▶ _What to do_:
From the entries, copy each line that includes "title".

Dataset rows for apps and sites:

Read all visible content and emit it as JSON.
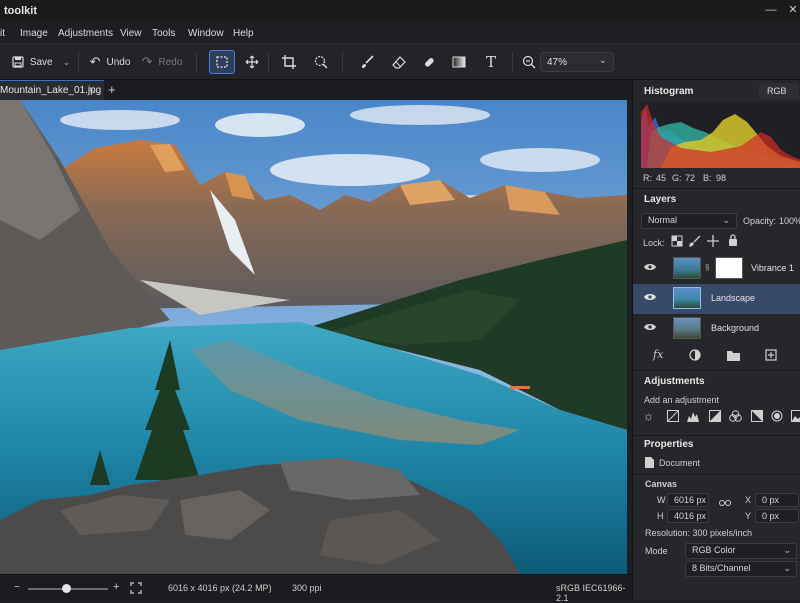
{
  "app": {
    "title": "toolkit"
  },
  "menu": {
    "items": [
      "it",
      "Image",
      "Adjustments",
      "View",
      "Tools",
      "Window",
      "Help"
    ]
  },
  "toolbar": {
    "save_label": "Save",
    "undo_label": "Undo",
    "redo_label": "Redo",
    "zoom": "47%"
  },
  "tabs": {
    "active_label": "Mountain_Lake_01.jpg",
    "close": "×",
    "add": "+"
  },
  "status": {
    "dimensions": "6016 x 4016 px (24.2 MP)",
    "ppi": "300 ppi",
    "profile": "sRGB IEC61966-2.1"
  },
  "histogram": {
    "title": "Histogram",
    "channel": "RGB",
    "r_label": "R:",
    "r": "45",
    "g_label": "G:",
    "g": "72",
    "b_label": "B:",
    "b": "98"
  },
  "layers": {
    "title": "Layers",
    "blend_mode": "Normal",
    "opacity_label": "Opacity:",
    "opacity": "100%",
    "lock_label": "Lock:",
    "items": [
      {
        "name": "Vibrance 1"
      },
      {
        "name": "Landscape"
      },
      {
        "name": "Background"
      }
    ]
  },
  "adjustments": {
    "title": "Adjustments",
    "hint": "Add an adjustment"
  },
  "properties": {
    "title": "Properties",
    "document_label": "Document",
    "canvas_label": "Canvas",
    "w_label": "W",
    "w": "6016 px",
    "h_label": "H",
    "h": "4016 px",
    "x_label": "X",
    "x": "0 px",
    "y_label": "Y",
    "y": "0 px",
    "resolution": "Resolution:  300 pixels/inch",
    "mode_label": "Mode",
    "mode": "RGB Color",
    "bits": "8 Bits/Channel"
  },
  "colors": {
    "accent": "#4a7adb",
    "panel": "#26272b",
    "selected_layer": "#384a6a"
  }
}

▶ _Answer section_:
    "title": "toolkit"
    "title": "Histogram",
    "title": "Layers",
    "title": "Adjustments",
    "title": "Properties",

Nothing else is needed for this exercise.